Moné Skratt Henry (mentored by Dr. Tyrone)
Moné is a junior at the Macaulay Honors College at the College of Staten Island, where she is pursuing a dual degree in linguistics and psychology, with minors in Spanish and American Sign Language (ASL). Previously, she worked as a research intern in the Language Pod at the Center of Science and Industry in Columbus, Ohio, investigating how adults and children understand native and nonnative accents. Her research interests include language disorders, psycholinguistics, phonology, and signed languages. In the future, she has aspirations to become a speech language pathologist and a certified ASL interpreter. She hopes to leverage her research experiences to both be a better clinician and raise the public’s understanding of language sciences.
Yasmine Sukola (mentored by Dr. Nissenbaum)

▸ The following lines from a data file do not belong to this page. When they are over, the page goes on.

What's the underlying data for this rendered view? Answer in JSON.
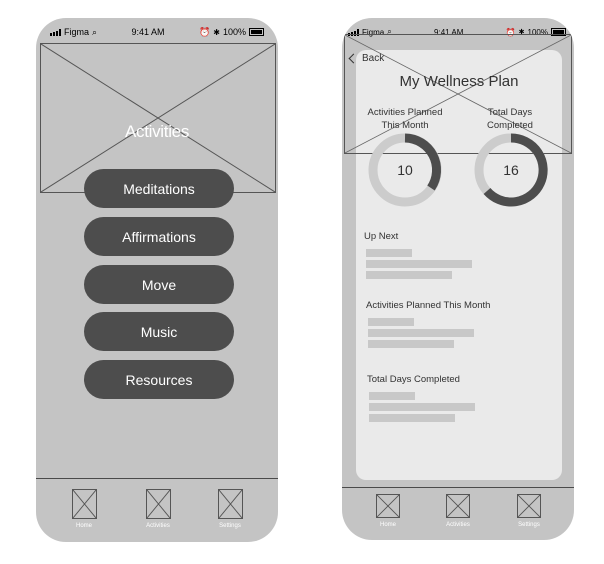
{
  "status": {
    "carrier": "Figma",
    "time": "9:41 AM",
    "battery": "100%"
  },
  "screen1": {
    "hero_title": "Activities",
    "menu": [
      {
        "label": "Meditations"
      },
      {
        "label": "Affirmations"
      },
      {
        "label": "Move"
      },
      {
        "label": "Music"
      },
      {
        "label": "Resources"
      }
    ]
  },
  "screen2": {
    "back_label": "Back",
    "title": "My Wellness Plan",
    "stat_planned_label_1": "Activities Planned",
    "stat_planned_label_2": "This Month",
    "stat_planned_value": "10",
    "stat_total_label_1": "Total Days",
    "stat_total_label_2": "Completed",
    "stat_total_value": "16",
    "sections": [
      {
        "title": "Up Next"
      },
      {
        "title": "Activities Planned This Month"
      },
      {
        "title": "Total Days Completed"
      }
    ]
  },
  "tabs": [
    {
      "label": "Home",
      "icon": "placeholder-image-icon"
    },
    {
      "label": "Activities",
      "icon": "placeholder-image-icon"
    },
    {
      "label": "Settings",
      "icon": "placeholder-image-icon"
    }
  ],
  "colors": {
    "phone_bg": "#c4c4c4",
    "button_bg": "#4d4d4d",
    "card_bg": "#eaeaea",
    "ring_track": "#cccccc",
    "ring_fill": "#4d4d4d"
  }
}
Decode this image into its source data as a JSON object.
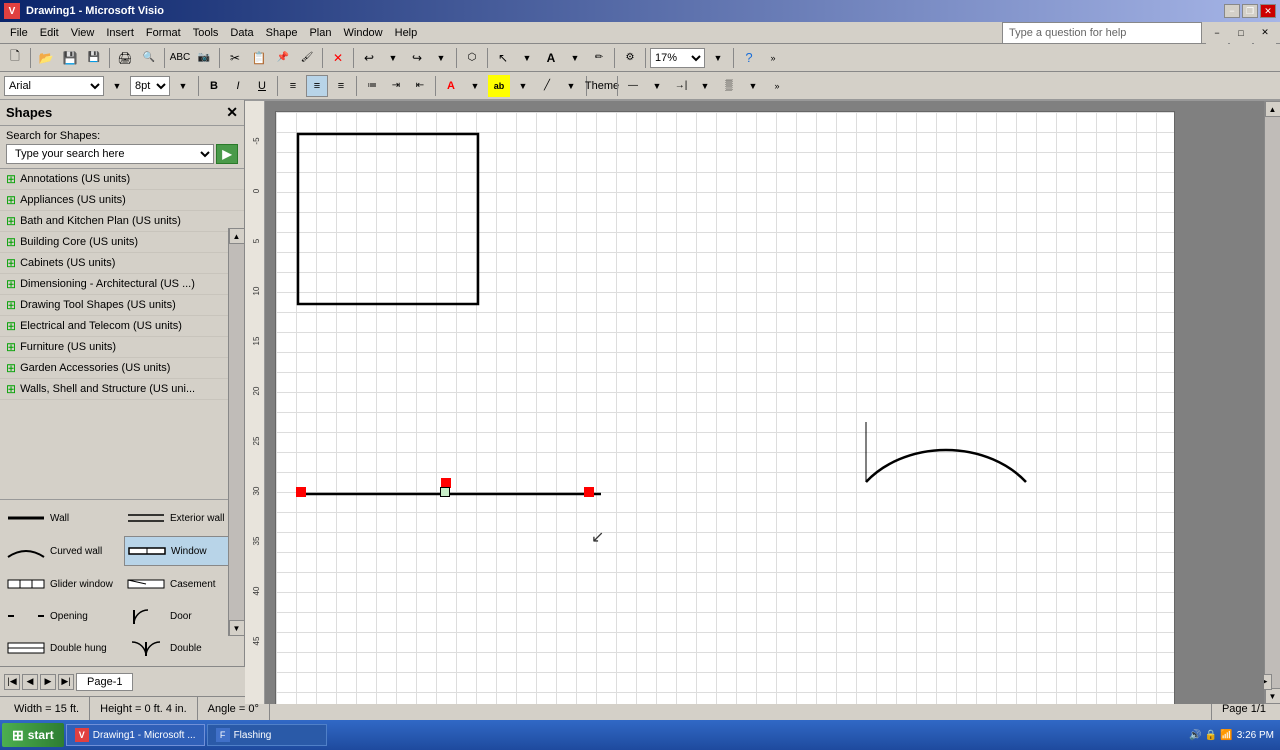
{
  "window": {
    "title": "Drawing1 - Microsoft Visio",
    "app_icon": "V"
  },
  "title_controls": {
    "minimize": "−",
    "restore": "❐",
    "close": "✕",
    "min2": "−",
    "max2": "□",
    "close2": "✕"
  },
  "menu": {
    "items": [
      "File",
      "Edit",
      "View",
      "Insert",
      "Format",
      "Tools",
      "Data",
      "Shape",
      "Plan",
      "Window",
      "Help"
    ]
  },
  "toolbar1": {
    "help_placeholder": "Type a question for help"
  },
  "toolbar2": {
    "zoom": "17%"
  },
  "fmt_toolbar": {
    "font": "Arial",
    "size": "8pt",
    "bold": "B",
    "italic": "I",
    "underline": "U",
    "theme_label": "Theme"
  },
  "shapes_panel": {
    "title": "Shapes",
    "search_label": "Search for Shapes:",
    "search_placeholder": "Type your search here",
    "categories": [
      "Annotations (US units)",
      "Appliances (US units)",
      "Bath and Kitchen Plan (US units)",
      "Building Core (US units)",
      "Cabinets (US units)",
      "Dimensioning - Architectural (US ...)",
      "Drawing Tool Shapes (US units)",
      "Electrical and Telecom (US units)",
      "Furniture (US units)",
      "Garden Accessories (US units)",
      "Walls, Shell and Structure (US uni..."
    ],
    "templates": [
      {
        "name": "Wall",
        "type": "line"
      },
      {
        "name": "Exterior wall",
        "type": "double-line"
      },
      {
        "name": "Curved wall",
        "type": "curve"
      },
      {
        "name": "Window",
        "type": "window"
      },
      {
        "name": "Glider window",
        "type": "glider"
      },
      {
        "name": "Casement",
        "type": "casement"
      },
      {
        "name": "Opening",
        "type": "opening"
      },
      {
        "name": "Door",
        "type": "door"
      },
      {
        "name": "Double hung",
        "type": "dbl-hung"
      },
      {
        "name": "Double",
        "type": "double"
      }
    ]
  },
  "status_bar": {
    "width": "Width = 15 ft.",
    "height": "Height = 0 ft. 4 in.",
    "angle": "Angle = 0°",
    "page": "Page 1/1"
  },
  "page_tab": {
    "name": "Page-1"
  },
  "taskbar": {
    "start": "start",
    "items": [
      {
        "label": "Drawing1 - Microsoft ...",
        "icon": "V"
      },
      {
        "label": "Flashing",
        "icon": "F"
      }
    ],
    "time": "3:26 PM"
  }
}
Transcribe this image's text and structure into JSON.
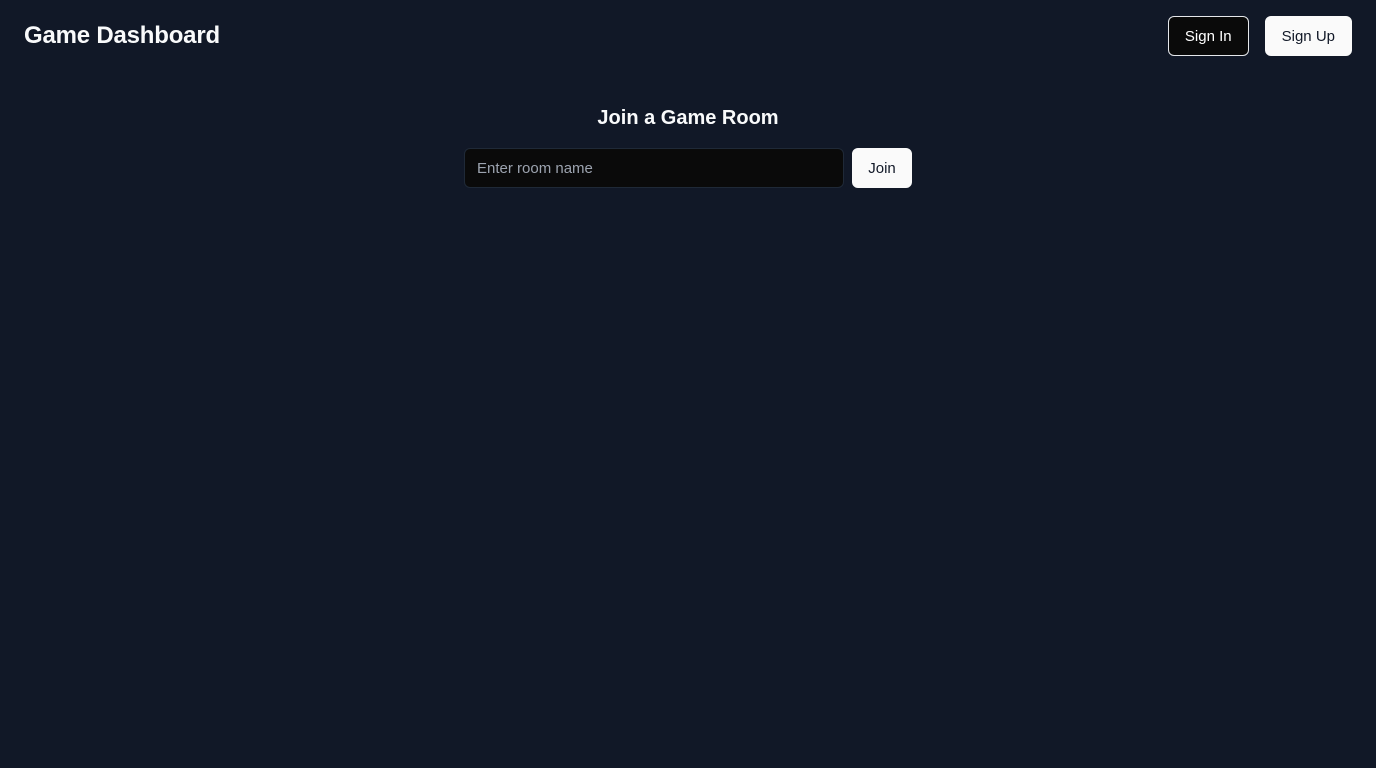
{
  "header": {
    "title": "Game Dashboard",
    "sign_in_label": "Sign In",
    "sign_up_label": "Sign Up"
  },
  "join": {
    "heading": "Join a Game Room",
    "input_value": "",
    "input_placeholder": "Enter room name",
    "button_label": "Join"
  },
  "colors": {
    "background": "#111827",
    "input_background": "#0a0a0a",
    "light_button": "#fafafa",
    "dark_button": "#0a0a0a",
    "text": "#f9fafb"
  }
}
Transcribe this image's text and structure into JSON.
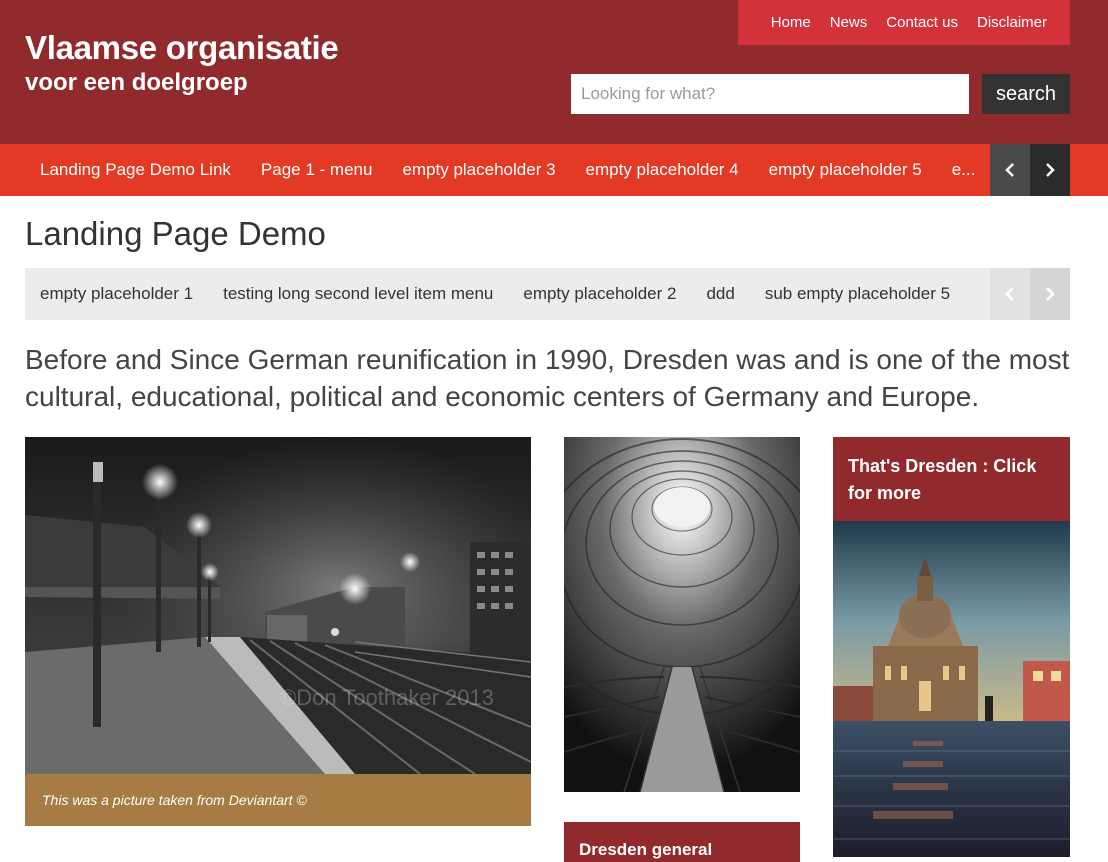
{
  "header": {
    "logo_title": "Vlaamse organisatie",
    "logo_subtitle": "voor een doelgroep",
    "topnav": [
      "Home",
      "News",
      "Contact us",
      "Disclaimer"
    ],
    "search": {
      "placeholder": "Looking for what?",
      "value": "",
      "button_label": "search"
    }
  },
  "mainnav": {
    "items": [
      "Landing Page Demo Link",
      "Page 1 - menu",
      "empty placeholder 3",
      "empty placeholder 4",
      "empty placeholder 5",
      "e..."
    ],
    "prev_icon": "chevron-left-icon",
    "next_icon": "chevron-right-icon"
  },
  "page": {
    "title": "Landing Page Demo",
    "subnav": [
      "empty placeholder 1",
      "testing long second level item menu",
      "empty placeholder 2",
      "ddd",
      "sub empty placeholder 5"
    ],
    "intro": "Before and Since German reunification in 1990, Dresden was and is one of the most cultural, educational, political and economic centers of Germany and Europe."
  },
  "cards": {
    "train": {
      "watermark": "©Don Toothaker 2013",
      "caption": "This was a picture taken from Deviantart ©"
    },
    "tower": {},
    "dresden_general": {
      "title": "Dresden general"
    },
    "dresden": {
      "title": "That's Dresden : Click for more"
    }
  },
  "colors": {
    "header_bg": "#902a2d",
    "topnav_bg": "#d2333a",
    "mainnav_bg": "#e23a24",
    "caption_bg": "#a67c44",
    "search_button_bg": "#333333"
  }
}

Yasmine is a senior at CUNY Brooklyn College, where she is majoring in linguistics and communication sciences, and disorders, with minors in neuroscience and psychology. In her free time, she is teaching herself to program code and catching up on her two-month backlog of The New Yorker. She intends to pursue a graduate degree in either speech language pathology, in hopes of working with those with developmental disabilities, or in computational linguistics.
Lissette Vizcarrondo (mentored by Dr.
Lissette is a senior at CUNY Brooklyn College. She is a double major in speech language pathology and linguistics. Upon graduation, she plans to pursue a Master’s degree in speech language pathology, with the eventual goal of opening her own practice. Currently, she assists with the eye-tracking research of Dr. Fuse of the Speech Communication Department at Brooklyn College, and is Co-Treasurer of the Brooklyn College’s National Student Speech Language Hearing Association (NSSLHA) Chapter. Lissette enjoys kickboxing and playing volleyball during her free time.
Amy Wu (mentored by Dr. Nissenbaum)
Amy is a senior at CUNY Brooklyn College, pursuing a BA in linguistics with a minor in computer science. She is also studying Japanese and Cantonese. Her research interests are phonology, syntax, natural language processing and programming. After graduation, she plans to pursue a Master’s degree in computational linguistics.